Throughout the past year, Flight Safety Foundation has been focusing on several important issues, including runway safety and go-arounds; data analysis, sharing and protection; and operating in remote and dangerous environments. Late last year, we added airborne conflict to this list. These are all areas that affect aviation safety — and all areas where we can make a difference.
The absence of recent large-scale airborne conflict accidents does not mean the system is without risk. In fact, our data-driven approach to safety, in which we look specifically at incident precursors during normal operations in order to identify not only the areas of greatest risk but also paths to mitigation, shows that we have had some alarming near-midair collisions recently. These “near accidents” remind us that, while we may have escaped disaster, we need to examine what happened and ensure that the safety buffers we have built into the system are sufficient and not being compromised.
In these near accidents, the system worked, as it does every day when the layers of safety protection we have developed over the years kick into action to prevent tragedy. But we must continue to report and analyze these and other similar incidents so that we can ensure our system is strong enough to withstand the risks lurking out there.

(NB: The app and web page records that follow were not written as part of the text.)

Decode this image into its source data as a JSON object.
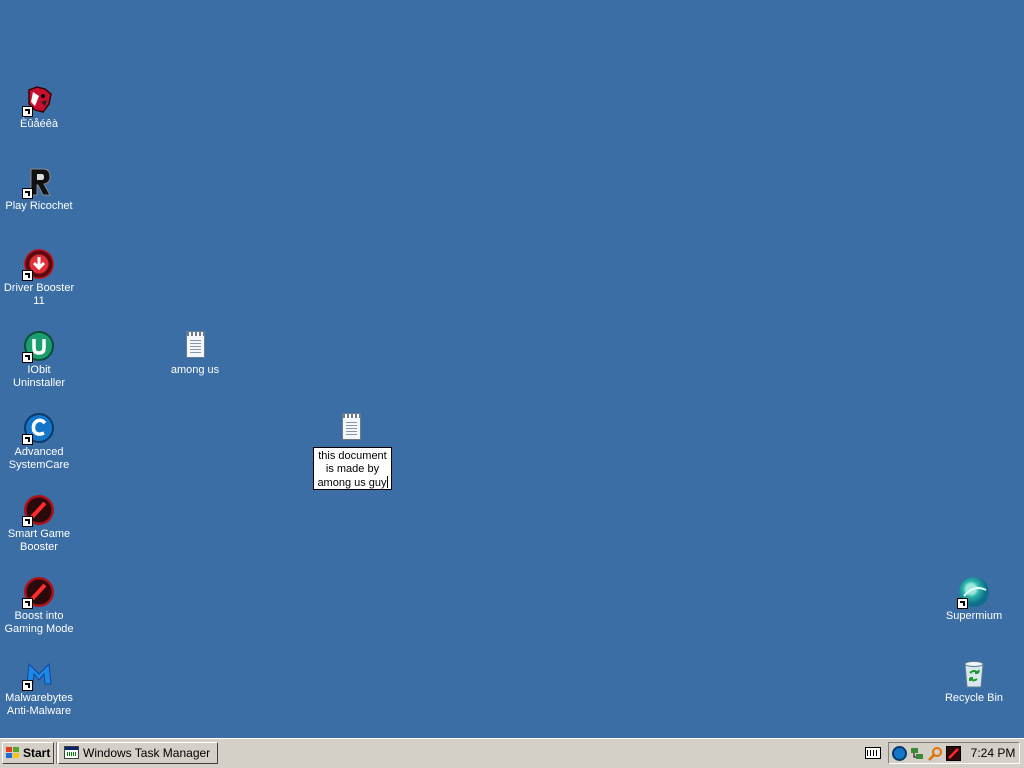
{
  "desktop": {
    "background_color": "#3a6ea5",
    "icons_left": [
      {
        "label": "Èûåéêà",
        "icon": "dog-head-icon"
      },
      {
        "label": "Play Ricochet",
        "icon": "ricochet-r-icon"
      },
      {
        "label": "Driver Booster 11",
        "icon": "driver-booster-icon"
      },
      {
        "label": "IObit Uninstaller",
        "icon": "iobit-uninstaller-icon"
      },
      {
        "label": "Advanced SystemCare",
        "icon": "advanced-systemcare-icon"
      },
      {
        "label": "Smart Game Booster",
        "icon": "smart-game-booster-icon"
      },
      {
        "label": "Boost into Gaming Mode",
        "icon": "gaming-mode-icon"
      },
      {
        "label": "Malwarebytes Anti-Malware",
        "icon": "malwarebytes-icon"
      }
    ],
    "text_file_icon": {
      "label": "among us",
      "icon": "text-document-icon"
    },
    "renaming_file": {
      "value": "this document is made by among us guy",
      "icon": "text-document-icon"
    },
    "icons_right": [
      {
        "label": "Supermium",
        "icon": "supermium-icon"
      },
      {
        "label": "Recycle Bin",
        "icon": "recycle-bin-icon"
      }
    ]
  },
  "taskbar": {
    "start_label": "Start",
    "tasks": [
      {
        "label": "Windows Task Manager",
        "icon": "task-manager-icon"
      }
    ],
    "tray_icons": [
      "keyboard-icon",
      "systemcare-tray-icon",
      "network-tray-icon",
      "search-tray-icon",
      "game-booster-tray-icon"
    ],
    "clock": "7:24 PM"
  }
}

We are seeing the results of an increased effort to encourage more and better reporting of safety incidents by individuals. With a just culture and the protections put into place surrounding data, the reporting of these incidents is becoming more robust. This data is invaluable in advancing our understanding of the risks in the airspace. Ours is a system that ultimately is operated by humans using the best tools and technology that we have developed over the decades.
But humans make mistakes, and technology can sometimes let us down. And the airspace is getting more crowded every year, with commercial and business jets, and private pilots in single-engine aircraft — not to mention the promised influx of unmanned aircraft.
The Foundation can play an important role in the discussion of airborne conflict. We recently hosted a meeting in Brussels, Belgium, to bring together experts on this issue. Working with Eurocontrol, the European Regions Airline Association and our advisory committees, we’ll use what we learned in Brussels to help address the problem.